I was recently reading a blog post I wrote about one of our early training sessions where we all shared our reasons for being there and also any fears/doubts we had. It was very reassuring to hear that everyone else had similar feelings.

I realized that in order to overcome these feelings of self-doubt, I had to stop searching around me for permission to go after what I want and allow myself to follow my heart. I stopped asking myself if I was “good enough” at yoga to become a teacher and looking outside of myself for the definition of “good.” I started asking myself what it was that really drew me to teacher training in the first place.

I didn’t sign up for teacher training to be “good enough.” I didn’t sign up for teacher training to do a headstand. I didn’t sign up for teacher training to fit into size small yoga pants. And I most certainly didn’t sign up for teacher training to impress others.

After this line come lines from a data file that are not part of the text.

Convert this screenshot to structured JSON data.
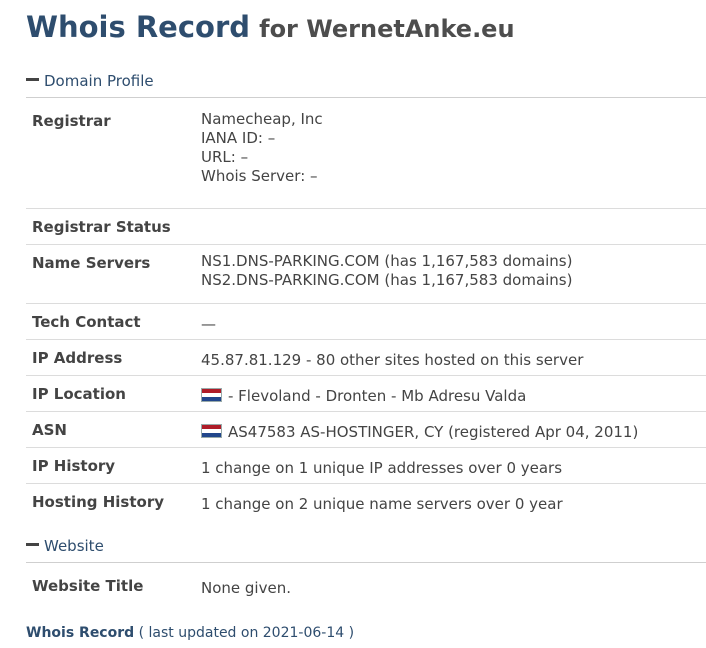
{
  "header": {
    "title": "Whois Record",
    "subtitle": "for WernetAnke.eu"
  },
  "sections": {
    "domain_profile": {
      "label": "Domain Profile",
      "rows": {
        "registrar": {
          "key": "Registrar",
          "lines": [
            "Namecheap, Inc",
            "IANA ID: –",
            "URL: –",
            "Whois Server: –"
          ]
        },
        "registrar_status": {
          "key": "Registrar Status",
          "value": ""
        },
        "name_servers": {
          "key": "Name Servers",
          "lines": [
            "NS1.DNS-PARKING.COM (has 1,167,583 domains)",
            "NS2.DNS-PARKING.COM (has 1,167,583 domains)"
          ]
        },
        "tech_contact": {
          "key": "Tech Contact",
          "value": "—"
        },
        "ip_address": {
          "key": "IP Address",
          "value": "45.87.81.129 - 80 other sites hosted on this server"
        },
        "ip_location": {
          "key": "IP Location",
          "value": "- Flevoland - Dronten - Mb Adresu Valda",
          "flag_icon": "netherlands-flag-icon"
        },
        "asn": {
          "key": "ASN",
          "value": "AS47583 AS-HOSTINGER, CY (registered Apr 04, 2011)",
          "flag_icon": "netherlands-flag-icon"
        },
        "ip_history": {
          "key": "IP History",
          "value": "1 change on 1 unique IP addresses over 0 years"
        },
        "hosting_history": {
          "key": "Hosting History",
          "value": "1 change on 2 unique name servers over 0 year"
        }
      }
    },
    "website": {
      "label": "Website",
      "rows": {
        "website_title": {
          "key": "Website Title",
          "value": "None given."
        }
      }
    }
  },
  "footer": {
    "link_label": "Whois Record",
    "updated_text": "( last updated on 2021-06-14 )"
  },
  "colors": {
    "heading": "#2e4d6e",
    "text": "#444444",
    "divider": "#dcdcdc"
  }
}
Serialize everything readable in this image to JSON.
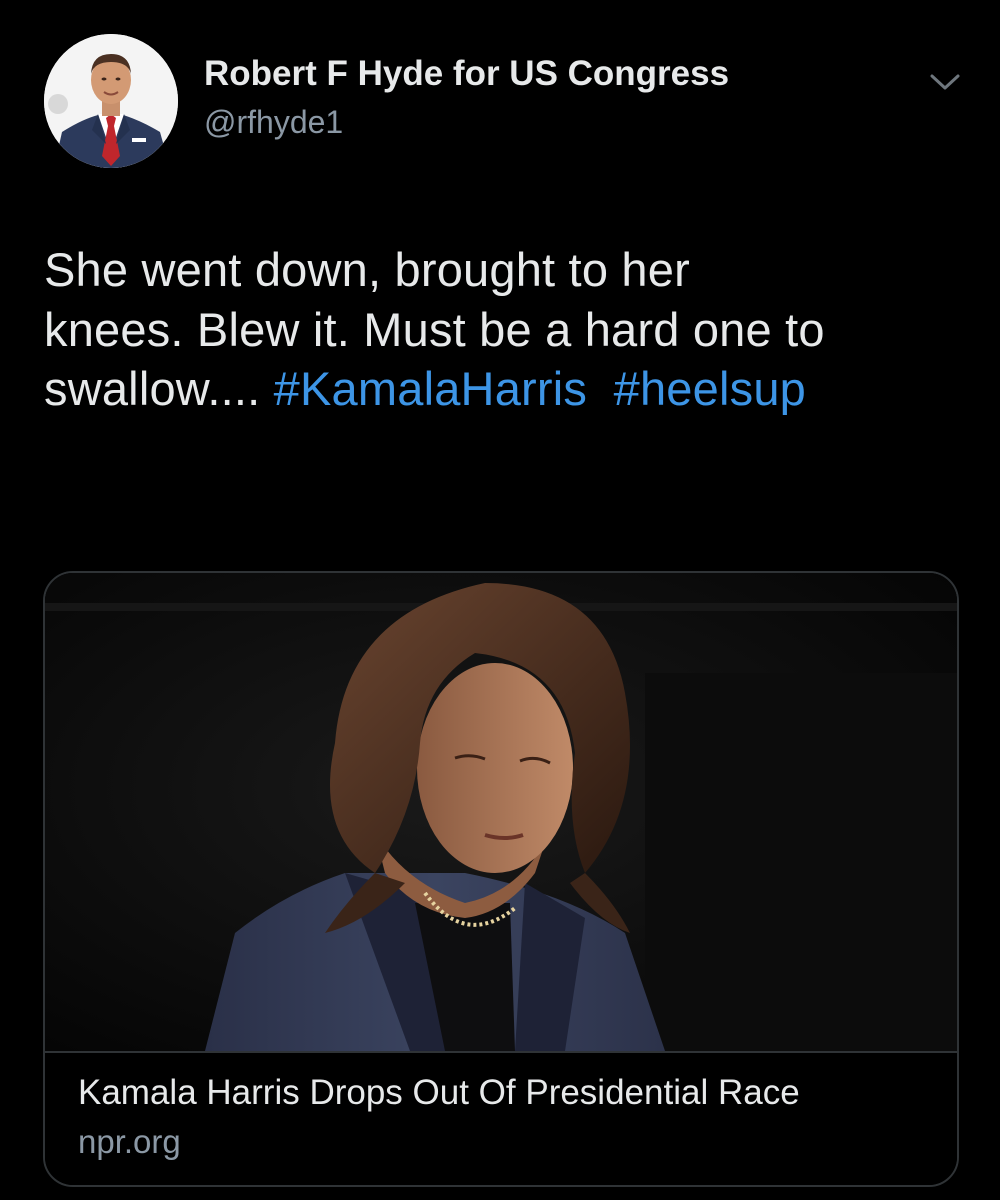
{
  "author": {
    "display_name": "Robert F Hyde for US Congress",
    "handle": "@rfhyde1"
  },
  "tweet": {
    "line1": "She went down, brought to her",
    "line2": "knees. Blew it. Must be a hard one to",
    "line3_prefix": "swallow....",
    "hashtags": [
      "#KamalaHarris",
      "#heelsup"
    ]
  },
  "link_card": {
    "title": "Kamala Harris Drops Out Of Presidential Race",
    "domain": "npr.org"
  },
  "icons": {
    "menu": "chevron-down-icon"
  },
  "colors": {
    "background": "#000000",
    "text": "#e7e9ea",
    "secondary_text": "#8b98a5",
    "hashtag": "#3d95e6",
    "border": "#2f3336"
  }
}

Yoga is not about any of that to me. Yoga is a constant process of learning about oneself, looking inward and then using that stability of inner peace to be completely present in the world around us. Yoga is about finding comfort in the uncomfortable places, finding balance between effort and ease, finding joy in the everyday.

Signing up for teacher training was my way of inviting all of this into my life. I wanted to learn and explore ideas. I wanted to grow and challenge myself physically and mentally. I wanted to be a part of a community with others who were on a similar journey.

These days, I’m teaching at One Down Dog 4 times a week and I’m still constantly learning and growing. Every class is different and there is something to learn from every experience. I’m so glad that I signed up for the teacher training because I proved to myself that I can face my fears and that those fears aren’t even real. I get to be a part of a super fun community of yogis. And it just so happens, I did learn to do a headstand – and it’s super fun!

See you on the mat!

When Taylor isn’t teaching yoga, she’s blogging about her adventures as a vegan yogi entrepreneur on her blog and designing/coding websites.

You can connect with her on Instagram and Twitter. Check out Taylor’s class schedule here.

Have you ever considered becoming a yoga teacher?

Do you want to deepen your yoga practice?

Curious about yoga philosophy, ayurveda, pranayama, etc?

One Down Dog Yoga Teacher Training


Click here to learn more about the One Down Dog Yoga Teacher Training program.

Come check out one of our Teacher Training Info Sessions every Saturday at 12:30pm at the Silverlake Studio! We’re here to answer all of your questions and chat about what you can expect from the experience.

Page 1 of 2112345...1020...Last »